new measures to help the police and the courts deal with animal rights
activists who break the law have been announced by trade and industry secretary
Patricia Hewitt and Home Office minister Caroline Flint.
proposals will make it easier and quicker to tackle the illegal activists who
harass, threaten or physically attack those involved in vital, life-saving
scientific research. The plans will significantly strengthen police powers to
tackle protests outside private homes and help stop the harassment of
proposals are set in out a joint Home Office/DTI paper published today, Animal
Welfare: Human Rights – Protecting people from animal rights extremists.
rights extremists do not have the right to harass and physically attack those
involved in lawful business and research," said Hewitt. The Government is
committed to protecting those who work in the bioscience sector, whether
directly or in the supply chain."
give the police powers to arrest individuals protesting outside someone’s home
give the police powers to ban protestors from the vicinity of a person’s home
for three months

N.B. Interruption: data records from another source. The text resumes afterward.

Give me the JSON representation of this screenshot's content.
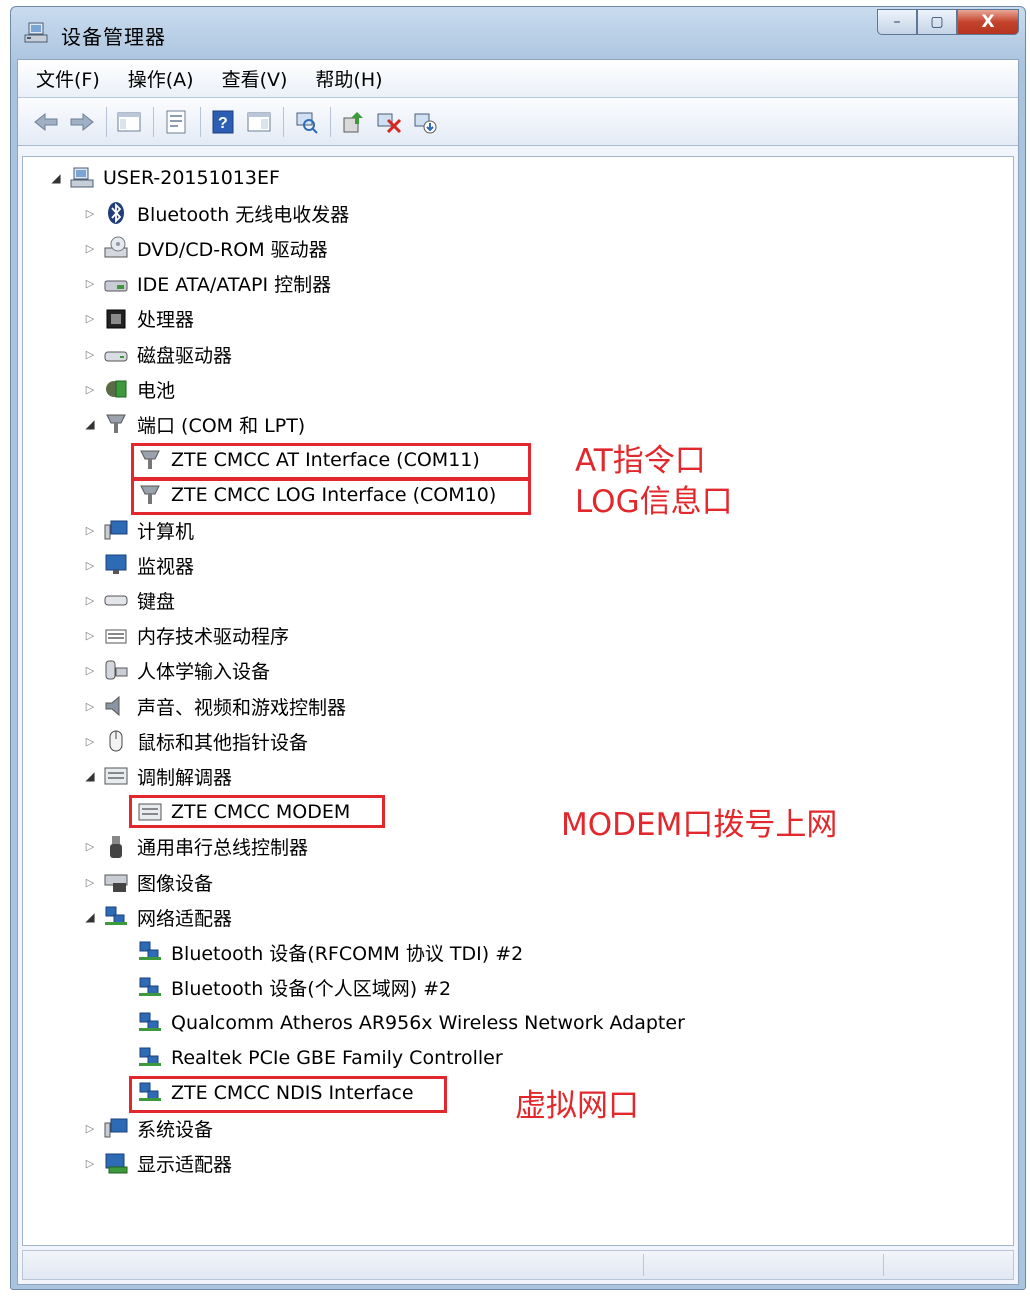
{
  "window": {
    "title": "设备管理器"
  },
  "window_controls": {
    "minimize": "–",
    "maximize": "▢",
    "close": "X"
  },
  "menu": [
    "文件(F)",
    "操作(A)",
    "查看(V)",
    "帮助(H)"
  ],
  "toolbar": {
    "buttons": [
      "back-icon",
      "forward-icon",
      "show-hide-tree-icon",
      "properties-icon",
      "help-icon",
      "action-pane-icon",
      "scan-hardware-icon",
      "update-driver-icon",
      "disable-device-icon",
      "uninstall-device-icon"
    ],
    "help_glyph": "?"
  },
  "tree": {
    "root": "USER-20151013EF",
    "nodes": [
      {
        "label": "Bluetooth 无线电收发器",
        "icon": "bluetooth-icon",
        "expanded": false
      },
      {
        "label": "DVD/CD-ROM 驱动器",
        "icon": "dvd-drive-icon",
        "expanded": false
      },
      {
        "label": "IDE ATA/ATAPI 控制器",
        "icon": "ide-controller-icon",
        "expanded": false
      },
      {
        "label": "处理器",
        "icon": "processor-icon",
        "expanded": false
      },
      {
        "label": "磁盘驱动器",
        "icon": "disk-drive-icon",
        "expanded": false
      },
      {
        "label": "电池",
        "icon": "battery-icon",
        "expanded": false
      },
      {
        "label": "端口 (COM 和 LPT)",
        "icon": "port-icon",
        "expanded": true,
        "children": [
          "ZTE CMCC AT Interface (COM11)",
          "ZTE CMCC LOG Interface (COM10)"
        ]
      },
      {
        "label": "计算机",
        "icon": "computer-icon",
        "expanded": false
      },
      {
        "label": "监视器",
        "icon": "monitor-icon",
        "expanded": false
      },
      {
        "label": "键盘",
        "icon": "keyboard-icon",
        "expanded": false
      },
      {
        "label": "内存技术驱动程序",
        "icon": "memory-icon",
        "expanded": false
      },
      {
        "label": "人体学输入设备",
        "icon": "hid-icon",
        "expanded": false
      },
      {
        "label": "声音、视频和游戏控制器",
        "icon": "sound-icon",
        "expanded": false
      },
      {
        "label": "鼠标和其他指针设备",
        "icon": "mouse-icon",
        "expanded": false
      },
      {
        "label": "调制解调器",
        "icon": "modem-icon",
        "expanded": true,
        "children": [
          "ZTE CMCC MODEM"
        ]
      },
      {
        "label": "通用串行总线控制器",
        "icon": "usb-icon",
        "expanded": false
      },
      {
        "label": "图像设备",
        "icon": "imaging-icon",
        "expanded": false
      },
      {
        "label": "网络适配器",
        "icon": "network-adapter-icon",
        "expanded": true,
        "children": [
          "Bluetooth 设备(RFCOMM 协议 TDI) #2",
          "Bluetooth 设备(个人区域网) #2",
          "Qualcomm Atheros AR956x Wireless Network Adapter",
          "Realtek PCIe GBE Family Controller",
          "ZTE CMCC NDIS Interface"
        ]
      },
      {
        "label": "系统设备",
        "icon": "system-devices-icon",
        "expanded": false
      },
      {
        "label": "显示适配器",
        "icon": "display-adapter-icon",
        "expanded": false
      }
    ]
  },
  "annotations": {
    "at": "AT指令口",
    "log": "LOG信息口",
    "modem": "MODEM口拨号上网",
    "ndis": "虚拟网口"
  },
  "colors": {
    "annotation": "#e2282c",
    "title_gradient": "#b4cbe3"
  }
}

strengthen the harassment laws to deal with campaigns of harassment aimed at a
groups of people working for the same company.